── RECORDED INFORMATION
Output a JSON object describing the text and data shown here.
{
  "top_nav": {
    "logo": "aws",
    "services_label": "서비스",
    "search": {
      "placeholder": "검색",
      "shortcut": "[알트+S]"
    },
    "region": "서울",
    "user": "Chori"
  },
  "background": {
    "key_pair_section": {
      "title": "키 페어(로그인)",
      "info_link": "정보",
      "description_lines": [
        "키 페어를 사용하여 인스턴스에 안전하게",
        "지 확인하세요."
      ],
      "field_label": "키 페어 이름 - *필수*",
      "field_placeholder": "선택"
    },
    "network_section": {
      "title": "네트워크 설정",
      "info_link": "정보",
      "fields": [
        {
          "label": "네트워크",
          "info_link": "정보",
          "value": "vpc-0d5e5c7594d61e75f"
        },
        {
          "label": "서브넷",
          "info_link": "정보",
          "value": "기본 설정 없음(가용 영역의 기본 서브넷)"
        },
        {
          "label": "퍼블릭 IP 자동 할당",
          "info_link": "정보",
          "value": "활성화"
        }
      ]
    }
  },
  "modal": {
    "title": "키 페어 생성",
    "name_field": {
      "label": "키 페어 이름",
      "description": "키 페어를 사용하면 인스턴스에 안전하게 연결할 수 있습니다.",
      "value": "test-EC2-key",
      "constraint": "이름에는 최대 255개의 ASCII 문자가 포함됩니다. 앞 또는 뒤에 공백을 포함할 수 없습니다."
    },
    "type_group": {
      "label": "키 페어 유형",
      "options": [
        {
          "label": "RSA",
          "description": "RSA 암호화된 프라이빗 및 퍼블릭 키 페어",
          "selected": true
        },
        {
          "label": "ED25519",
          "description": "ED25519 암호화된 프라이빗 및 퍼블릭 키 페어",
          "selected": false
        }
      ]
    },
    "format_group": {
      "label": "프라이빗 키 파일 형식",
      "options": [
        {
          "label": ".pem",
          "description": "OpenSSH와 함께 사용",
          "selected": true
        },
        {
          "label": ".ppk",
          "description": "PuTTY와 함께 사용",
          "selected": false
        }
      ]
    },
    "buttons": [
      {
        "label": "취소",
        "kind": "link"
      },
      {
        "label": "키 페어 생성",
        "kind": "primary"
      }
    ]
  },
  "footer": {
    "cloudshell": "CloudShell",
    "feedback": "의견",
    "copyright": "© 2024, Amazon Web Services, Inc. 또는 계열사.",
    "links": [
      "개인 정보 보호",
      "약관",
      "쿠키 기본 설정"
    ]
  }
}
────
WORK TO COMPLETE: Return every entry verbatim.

SOLUTION FOR THIS EXERCISE:
Output a JSON object describing the text and data shown here.
{
  "top_nav": {
    "logo": "aws",
    "services_label": "서비스",
    "search": {
      "placeholder": "검색",
      "shortcut": "[알트+S]"
    },
    "region": "서울",
    "user": "Chori"
  },
  "background": {
    "key_pair_section": {
      "title": "키 페어(로그인)",
      "info_link": "정보",
      "description_lines": [
        "키 페어를 사용하여 인스턴스에 안전하게",
        "지 확인하세요."
      ],
      "field_label": "키 페어 이름 - *필수*",
      "field_placeholder": "선택"
    },
    "network_section": {
      "title": "네트워크 설정",
      "info_link": "정보",
      "fields": [
        {
          "label": "네트워크",
          "info_link": "정보",
          "value": "vpc-0d5e5c7594d61e75f"
        },
        {
          "label": "서브넷",
          "info_link": "정보",
          "value": "기본 설정 없음(가용 영역의 기본 서브넷)"
        },
        {
          "label": "퍼블릭 IP 자동 할당",
          "info_link": "정보",
          "value": "활성화"
        }
      ]
    }
  },
  "modal": {
    "title": "키 페어 생성",
    "name_field": {
      "label": "키 페어 이름",
      "description": "키 페어를 사용하면 인스턴스에 안전하게 연결할 수 있습니다.",
      "value": "test-EC2-key",
      "constraint": "이름에는 최대 255개의 ASCII 문자가 포함됩니다. 앞 또는 뒤에 공백을 포함할 수 없습니다."
    },
    "type_group": {
      "label": "키 페어 유형",
      "options": [
        {
          "label": "RSA",
          "description": "RSA 암호화된 프라이빗 및 퍼블릭 키 페어",
          "selected": true
        },
        {
          "label": "ED25519",
          "description": "ED25519 암호화된 프라이빗 및 퍼블릭 키 페어",
          "selected": false
        }
      ]
    },
    "format_group": {
      "label": "프라이빗 키 파일 형식",
      "options": [
        {
          "label": ".pem",
          "description": "OpenSSH와 함께 사용",
          "selected": true
        },
        {
          "label": ".ppk",
          "description": "PuTTY와 함께 사용",
          "selected": false
        }
      ]
    },
    "buttons": [
      {
        "label": "취소",
        "kind": "link"
      },
      {
        "label": "키 페어 생성",
        "kind": "primary"
      }
    ]
  },
  "footer": {
    "cloudshell": "CloudShell",
    "feedback": "의견",
    "copyright": "© 2024, Amazon Web Services, Inc. 또는 계열사.",
    "links": [
      "개인 정보 보호",
      "약관",
      "쿠키 기본 설정"
    ]
  }
}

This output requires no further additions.